Start of Records to process

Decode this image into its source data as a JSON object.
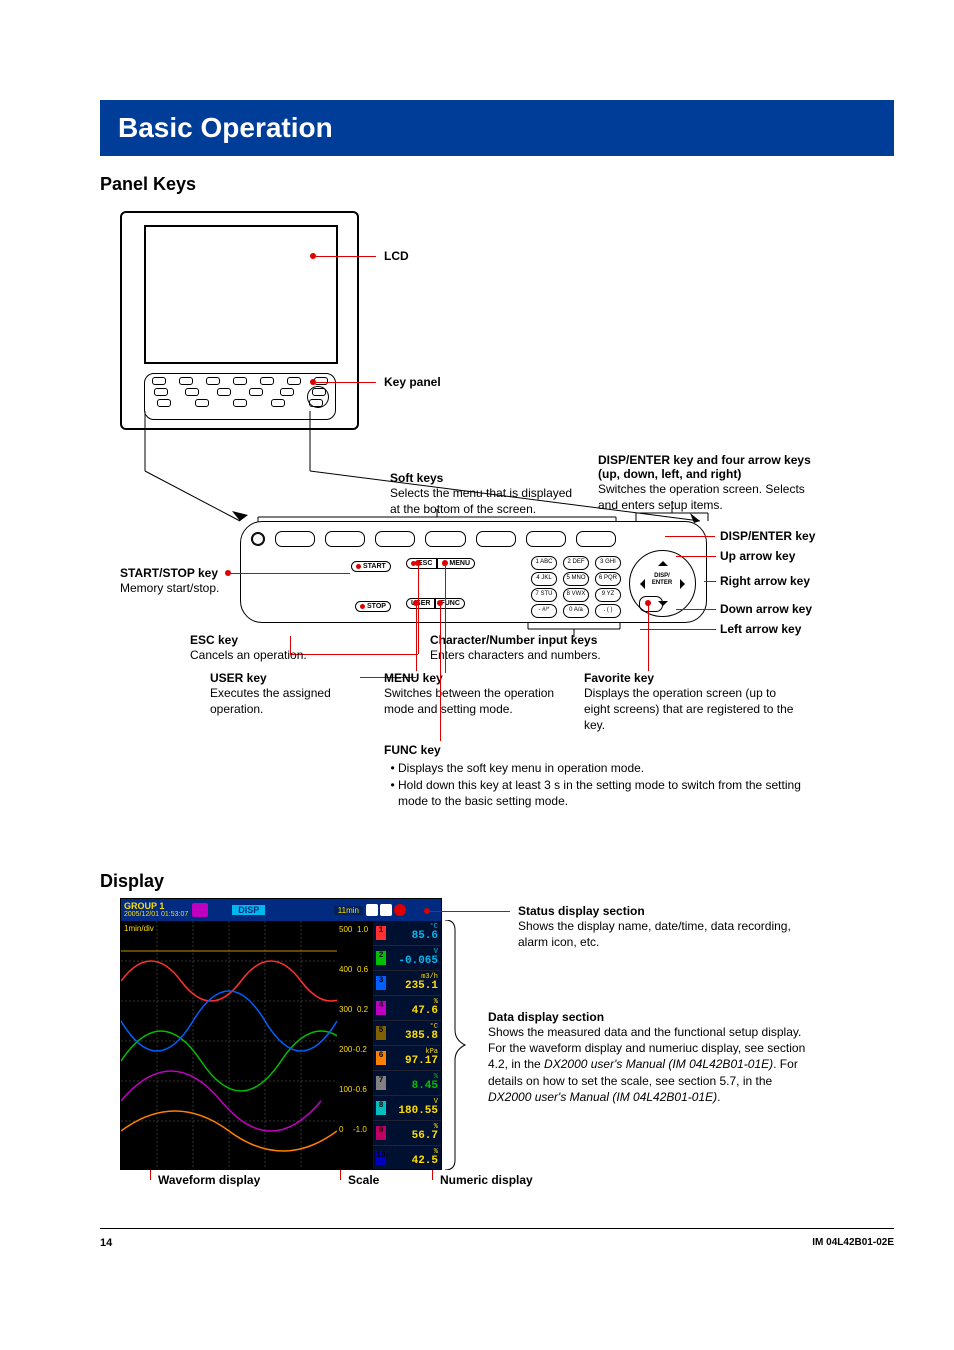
{
  "title": "Basic Operation",
  "sections": {
    "panel_keys": "Panel Keys",
    "display": "Display"
  },
  "panel": {
    "lcd": "LCD",
    "key_panel": "Key panel",
    "soft_keys": {
      "title": "Soft keys",
      "desc": "Selects the menu that is displayed at the bottom of the screen."
    },
    "disp_enter_block": {
      "title": "DISP/ENTER key and four arrow keys (up, down, left, and right)",
      "desc": "Switches the operation screen. Selects and enters setup items."
    },
    "disp_enter_key": "DISP/ENTER key",
    "up_arrow": "Up arrow key",
    "right_arrow": "Right arrow key",
    "down_arrow": "Down arrow key",
    "left_arrow": "Left arrow key",
    "start_stop": {
      "title": "START/STOP key",
      "desc": "Memory start/stop."
    },
    "esc": {
      "title": "ESC key",
      "desc": "Cancels an operation."
    },
    "user": {
      "title": "USER key",
      "desc": "Executes the assigned operation."
    },
    "menu": {
      "title": "MENU key",
      "desc": "Switches between the operation mode and setting mode."
    },
    "char_num": {
      "title": "Character/Number input keys",
      "desc": "Enters characters and numbers."
    },
    "favorite": {
      "title": "Favorite key",
      "desc": "Displays the operation screen (up to eight screens) that are registered to the key."
    },
    "func": {
      "title": "FUNC key",
      "b1": "Displays the soft key menu in operation mode.",
      "b2": "Hold down this key at least 3 s in the setting mode to switch from the setting mode to the basic setting mode."
    },
    "keycaps": {
      "start": "START",
      "stop": "STOP",
      "esc": "ESC",
      "menu": "MENU",
      "user": "USER",
      "func": "FUNC",
      "disp": "DISP/",
      "enter": "ENTER",
      "n1": "1 ABC",
      "n2": "2 DEF",
      "n3": "3 GHI",
      "n4": "4 JKL",
      "n5": "5 MNO",
      "n6": "6 PQR",
      "n7": "7 STU",
      "n8": "8 VWX",
      "n9": "9 YZ",
      "nm": "- #/*",
      "n0": "0 A/a",
      "nd": ". ( )"
    }
  },
  "display": {
    "status_title": "Status display section",
    "status_desc": "Shows the display name, date/time, data recording, alarm icon, etc.",
    "data_title": "Data display section",
    "data_desc1": "Shows the measured data and the functional setup display.",
    "data_desc2a": "For the waveform display and numeriuc display, see section 4.2, in the ",
    "data_desc2b": "DX2000 user's Manual (IM 04L42B01-01E)",
    "data_desc2c": ". For details on how to set the scale, see section 5.7, in the ",
    "data_desc2d": "DX2000 user's Manual (IM 04L42B01-01E)",
    "data_desc2e": ".",
    "waveform": "Waveform display",
    "scale": "Scale",
    "numeric": "Numeric display",
    "status_bar": {
      "group": "GROUP 1",
      "datetime": "2005/12/01 01:53:07",
      "mode": "DISP",
      "rate": "11min",
      "div": "1min/div"
    },
    "midscale": [
      "500",
      "400",
      "300",
      "200",
      "100",
      "0",
      "1.0",
      "0.6",
      "0.2",
      "-0.2",
      "-0.6",
      "-1.0",
      "300",
      "200",
      "100"
    ],
    "channels": [
      {
        "n": "1",
        "bg": "#ff3030",
        "unit": "°C",
        "val": "85.6",
        "col": "#00b8f0"
      },
      {
        "n": "2",
        "bg": "#00c000",
        "unit": "V",
        "val": "-0.065",
        "col": "#00b8f0"
      },
      {
        "n": "3",
        "bg": "#0060ff",
        "unit": "m3/h",
        "val": "235.1",
        "col": "#ffde00"
      },
      {
        "n": "4",
        "bg": "#c000c0",
        "unit": "%",
        "val": "47.6",
        "col": "#ffde00"
      },
      {
        "n": "5",
        "bg": "#806000",
        "unit": "°C",
        "val": "385.8",
        "col": "#ffde00"
      },
      {
        "n": "6",
        "bg": "#ff8000",
        "unit": "kPa",
        "val": "97.17",
        "col": "#ffde00"
      },
      {
        "n": "7",
        "bg": "#808080",
        "unit": "%",
        "val": "8.45",
        "col": "#00c000"
      },
      {
        "n": "8",
        "bg": "#00c0c0",
        "unit": "V",
        "val": "180.55",
        "col": "#ffde00"
      },
      {
        "n": "9",
        "bg": "#c00060",
        "unit": "%",
        "val": "56.7",
        "col": "#ffde00"
      },
      {
        "n": "10",
        "bg": "#0000c0",
        "unit": "%",
        "val": "42.5",
        "col": "#ffde00"
      }
    ]
  },
  "footer": {
    "page": "14",
    "doc": "IM 04L42B01-02E"
  }
}
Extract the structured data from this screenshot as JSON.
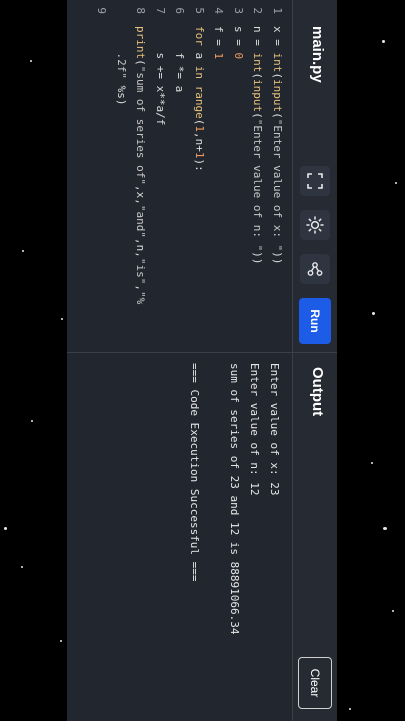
{
  "editor": {
    "file_name": "main.py",
    "run_label": "Run",
    "toolbar_icons": [
      "fullscreen-icon",
      "theme-sun-icon",
      "share-icon"
    ],
    "lines": [
      {
        "n": "1",
        "parts": [
          [
            "t",
            "x = "
          ],
          [
            "fn",
            "int"
          ],
          [
            "t",
            "("
          ],
          [
            "fn",
            "input"
          ],
          [
            "t",
            "("
          ],
          [
            "str",
            "\"Enter value of x: \""
          ],
          [
            "t",
            "))"
          ]
        ]
      },
      {
        "n": "2",
        "parts": [
          [
            "t",
            "n = "
          ],
          [
            "fn",
            "int"
          ],
          [
            "t",
            "("
          ],
          [
            "fn",
            "input"
          ],
          [
            "t",
            "("
          ],
          [
            "str",
            "\"Enter value of n: \""
          ],
          [
            "t",
            "))"
          ]
        ]
      },
      {
        "n": "3",
        "parts": [
          [
            "t",
            "s = "
          ],
          [
            "num",
            "0"
          ]
        ]
      },
      {
        "n": "4",
        "parts": [
          [
            "t",
            "f = "
          ],
          [
            "num",
            "1"
          ]
        ]
      },
      {
        "n": "5",
        "parts": [
          [
            "kw",
            "for"
          ],
          [
            "t",
            " a "
          ],
          [
            "kw",
            "in"
          ],
          [
            "t",
            " "
          ],
          [
            "fn",
            "range"
          ],
          [
            "t",
            "("
          ],
          [
            "num",
            "1"
          ],
          [
            "t",
            ",n+"
          ],
          [
            "num",
            "1"
          ],
          [
            "t",
            "):"
          ]
        ]
      },
      {
        "n": "6",
        "parts": [
          [
            "t",
            "    f *= a"
          ]
        ]
      },
      {
        "n": "7",
        "parts": [
          [
            "t",
            "    s += x**a/f"
          ]
        ]
      },
      {
        "n": "8",
        "parts": [
          [
            "fn",
            "print"
          ],
          [
            "t",
            "("
          ],
          [
            "str",
            "\"sum of series of\""
          ],
          [
            "t",
            ",x,"
          ],
          [
            "str",
            "\"and\""
          ],
          [
            "t",
            ",n,"
          ],
          [
            "str",
            "\"is\""
          ],
          [
            "t",
            ","
          ],
          [
            "str",
            "\"%"
          ]
        ]
      },
      {
        "n": "",
        "parts": [
          [
            "str",
            "    .2f\""
          ],
          [
            "t",
            " %s)"
          ]
        ]
      },
      {
        "n": "9",
        "parts": []
      }
    ]
  },
  "output": {
    "title": "Output",
    "clear_label": "Clear",
    "lines": [
      "Enter value of x: 23",
      "Enter value of n: 12",
      "sum of series of 23 and 12 is 88891066.34",
      "",
      "=== Code Execution Successful ==="
    ]
  },
  "colors": {
    "background": "#000000",
    "panel": "#22262e",
    "run_button": "#1d5ce6",
    "keyword": "#e5c07b",
    "number": "#f09a5d"
  }
}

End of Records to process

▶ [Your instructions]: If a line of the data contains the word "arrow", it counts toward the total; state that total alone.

▶ [Output for this exercise]: 5